But the hard truth is that that praise, and that blushing—sheepish!—confidence, becomes possible only after long stretches of protest and searching. "Lord, you are my shepherd" can be said trustingly only because it has first been said accusingly and questioningly: "Lord, you are my shepherd!" "Lord, are you my shepherd?"
In the valley, we learn to speak to God in the second person—and we learn to listen, to hear him address us, just as personally. We also begin, ever so slowly, to acclimate to the strangeness of his methods, to adjust to how it is that he provides for us and protects us—always without seeming to. And, as that happens, we become stranger and stranger ourselves, more and more delighted by the fact that he prepares a table for us always only in the presence of our enemies, because we want to do for them what has been done for us.
God means to do more than merely reconcile us in one body, however. He means to make us equals—and not only with each other.
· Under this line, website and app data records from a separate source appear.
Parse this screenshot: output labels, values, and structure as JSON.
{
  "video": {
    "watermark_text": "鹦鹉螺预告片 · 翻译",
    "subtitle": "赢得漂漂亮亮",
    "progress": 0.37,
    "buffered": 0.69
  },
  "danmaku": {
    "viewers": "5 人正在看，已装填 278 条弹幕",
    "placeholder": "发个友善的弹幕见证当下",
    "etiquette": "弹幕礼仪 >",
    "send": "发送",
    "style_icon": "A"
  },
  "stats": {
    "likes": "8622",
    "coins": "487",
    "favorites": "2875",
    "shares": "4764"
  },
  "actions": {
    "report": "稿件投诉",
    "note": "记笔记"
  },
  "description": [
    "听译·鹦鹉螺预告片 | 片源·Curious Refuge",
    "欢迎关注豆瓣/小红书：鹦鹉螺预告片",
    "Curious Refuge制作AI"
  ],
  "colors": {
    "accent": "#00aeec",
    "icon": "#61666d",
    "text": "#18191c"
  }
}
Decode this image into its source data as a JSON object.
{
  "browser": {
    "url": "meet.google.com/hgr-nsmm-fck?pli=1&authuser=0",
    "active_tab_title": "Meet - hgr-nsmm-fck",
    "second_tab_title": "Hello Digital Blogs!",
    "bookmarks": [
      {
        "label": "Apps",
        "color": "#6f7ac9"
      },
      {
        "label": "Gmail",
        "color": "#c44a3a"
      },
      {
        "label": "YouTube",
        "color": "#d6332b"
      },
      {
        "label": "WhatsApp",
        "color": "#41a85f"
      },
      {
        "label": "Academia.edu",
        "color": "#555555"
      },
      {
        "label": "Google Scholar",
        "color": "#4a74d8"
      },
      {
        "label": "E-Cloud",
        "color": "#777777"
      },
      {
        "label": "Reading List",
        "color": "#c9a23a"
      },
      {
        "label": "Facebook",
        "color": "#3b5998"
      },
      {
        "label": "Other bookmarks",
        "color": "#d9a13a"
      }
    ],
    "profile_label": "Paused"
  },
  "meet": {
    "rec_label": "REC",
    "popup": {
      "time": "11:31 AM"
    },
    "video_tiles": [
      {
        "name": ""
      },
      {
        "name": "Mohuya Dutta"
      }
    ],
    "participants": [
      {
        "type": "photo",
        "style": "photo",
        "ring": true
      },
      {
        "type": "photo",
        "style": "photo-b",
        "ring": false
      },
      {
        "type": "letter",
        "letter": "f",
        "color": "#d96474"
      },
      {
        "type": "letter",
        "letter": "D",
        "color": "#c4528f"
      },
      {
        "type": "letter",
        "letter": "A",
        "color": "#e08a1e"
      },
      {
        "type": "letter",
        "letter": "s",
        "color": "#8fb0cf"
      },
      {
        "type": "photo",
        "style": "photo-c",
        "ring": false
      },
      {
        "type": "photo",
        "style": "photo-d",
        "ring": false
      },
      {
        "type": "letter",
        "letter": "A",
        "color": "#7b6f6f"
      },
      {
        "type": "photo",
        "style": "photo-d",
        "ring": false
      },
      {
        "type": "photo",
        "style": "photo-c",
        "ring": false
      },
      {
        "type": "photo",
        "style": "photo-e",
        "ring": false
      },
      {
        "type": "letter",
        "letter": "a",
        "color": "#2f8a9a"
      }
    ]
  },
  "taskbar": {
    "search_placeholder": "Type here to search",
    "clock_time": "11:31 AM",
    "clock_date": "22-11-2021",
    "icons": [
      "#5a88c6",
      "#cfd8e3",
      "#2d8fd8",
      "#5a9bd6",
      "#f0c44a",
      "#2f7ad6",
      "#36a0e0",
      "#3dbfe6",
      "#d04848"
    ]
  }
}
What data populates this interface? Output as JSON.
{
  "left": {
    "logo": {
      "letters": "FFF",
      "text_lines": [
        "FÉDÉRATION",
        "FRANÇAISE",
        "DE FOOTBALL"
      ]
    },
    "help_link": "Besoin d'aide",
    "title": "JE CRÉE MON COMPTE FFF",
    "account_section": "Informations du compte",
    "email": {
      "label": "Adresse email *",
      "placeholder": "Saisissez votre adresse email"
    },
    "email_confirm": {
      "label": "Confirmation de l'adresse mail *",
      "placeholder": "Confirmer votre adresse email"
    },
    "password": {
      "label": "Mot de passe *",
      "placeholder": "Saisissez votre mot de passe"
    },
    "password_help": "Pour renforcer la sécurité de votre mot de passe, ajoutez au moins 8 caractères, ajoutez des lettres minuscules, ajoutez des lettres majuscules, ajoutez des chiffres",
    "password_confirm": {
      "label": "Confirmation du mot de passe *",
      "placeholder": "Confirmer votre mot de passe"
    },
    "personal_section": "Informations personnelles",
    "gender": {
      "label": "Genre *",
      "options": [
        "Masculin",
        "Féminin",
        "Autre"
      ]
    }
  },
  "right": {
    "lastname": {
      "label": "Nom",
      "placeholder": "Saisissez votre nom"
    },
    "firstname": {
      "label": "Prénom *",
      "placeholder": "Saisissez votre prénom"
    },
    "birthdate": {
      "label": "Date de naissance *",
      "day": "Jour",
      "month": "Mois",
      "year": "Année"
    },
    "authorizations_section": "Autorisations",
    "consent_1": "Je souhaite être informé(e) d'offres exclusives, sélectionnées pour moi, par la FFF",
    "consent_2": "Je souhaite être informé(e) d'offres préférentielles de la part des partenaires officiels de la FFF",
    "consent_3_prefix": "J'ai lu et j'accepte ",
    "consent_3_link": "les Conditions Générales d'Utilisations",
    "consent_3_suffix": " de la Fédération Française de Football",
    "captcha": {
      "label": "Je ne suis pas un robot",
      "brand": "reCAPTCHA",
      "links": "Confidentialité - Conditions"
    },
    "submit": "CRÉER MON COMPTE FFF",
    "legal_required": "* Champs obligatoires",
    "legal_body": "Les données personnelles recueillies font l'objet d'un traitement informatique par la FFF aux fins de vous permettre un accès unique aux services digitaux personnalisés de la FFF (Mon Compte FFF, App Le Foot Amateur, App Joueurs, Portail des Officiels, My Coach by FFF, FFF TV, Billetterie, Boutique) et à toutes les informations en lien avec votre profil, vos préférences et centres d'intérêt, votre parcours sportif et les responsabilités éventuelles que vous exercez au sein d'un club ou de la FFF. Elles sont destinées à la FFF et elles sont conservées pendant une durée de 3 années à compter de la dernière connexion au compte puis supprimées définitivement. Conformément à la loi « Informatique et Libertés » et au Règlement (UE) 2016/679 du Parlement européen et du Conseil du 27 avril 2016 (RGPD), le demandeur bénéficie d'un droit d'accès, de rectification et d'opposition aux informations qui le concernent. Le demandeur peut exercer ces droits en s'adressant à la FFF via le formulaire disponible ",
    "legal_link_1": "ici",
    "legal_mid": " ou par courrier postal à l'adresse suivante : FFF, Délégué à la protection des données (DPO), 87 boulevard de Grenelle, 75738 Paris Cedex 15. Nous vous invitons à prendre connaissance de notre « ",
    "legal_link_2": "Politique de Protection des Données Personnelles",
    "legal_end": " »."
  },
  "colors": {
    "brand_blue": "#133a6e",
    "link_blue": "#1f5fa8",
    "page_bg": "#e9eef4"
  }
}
So the Psalmist sings, drunk with delight,
"You have anointed my head with oil."
This is the wonder of wonders: Christ, the anointed one, anoints us, making room for us to share his relation to the Father, identifying with us so completely that we are included in his uniqueness. As the Fathers say, what he is by nature we become by grace because all that he receives from the Father, he gives to us. And when all is said and done, we shall be filled with all the fulness of God, just as he is, knowing as we are known.
And that means we have to learn even now to speak of God's goodness also in the first person. After "The Lord is my shepherd" becomes "Lord, you are my shepherd," it becomes possible—and therefore necessary—to say, "Lord, I am your shepherd." At the end of Mark's Gospel, Jesus assures the disciples that "these signs shall follow those who believe." And that is precisely what we hear at the end of this Psalm:
"Surely your goodness and mercy shall follow me all the days of my life."
In the Apocalypse, this is Christ's last promise to the churches: "To him who overcomes I will grant to sit with me in my throne, even as I also overcame and am set down with my Father on his throne." This, and nothing less than this, is the hope God holds out for us. We are meant to dwell in his house, forever, not as slaves—God is no master, after all!—but as friends, as partners, as equals. We are, as Scripture says, Christ's co-heirs, purposed to reign with him. Our lives are meant to have the same effect for others that his life has for us. We are meant to be the face of his mercy, the presence of his goodness. We are meant not only to pray but to be answers to prayer.
A hard truth to swallow, I know. At the beginning of Jesus' ministry, remember, John was reluctant to baptize him. At the end, Peter resisted having his feet washed by him. Why? Because both assumed then, just as you and I are conditioned to assume now, that relationship with God is determined by a radical inequality—as if God is known to be God only through our subjugation, shown to be superior by our inferiority. But God is truly beyond compare, utterly, inconceivably without rival. Hence, no competition exists between him and us. He is not the greatest among many. He is one. He is, as Isaiah says, God alone, and he does not share his glory with another. He shares his glory with us because in Christ we are not another. As St Irenaeus said, God's glory is a human being fully alive, living as Christ lives—glorified in glorifying. If we know that, then we know how to sing with a full heart, a heart broken open wide:
"The Lord is my shepherd. I shall not be in want."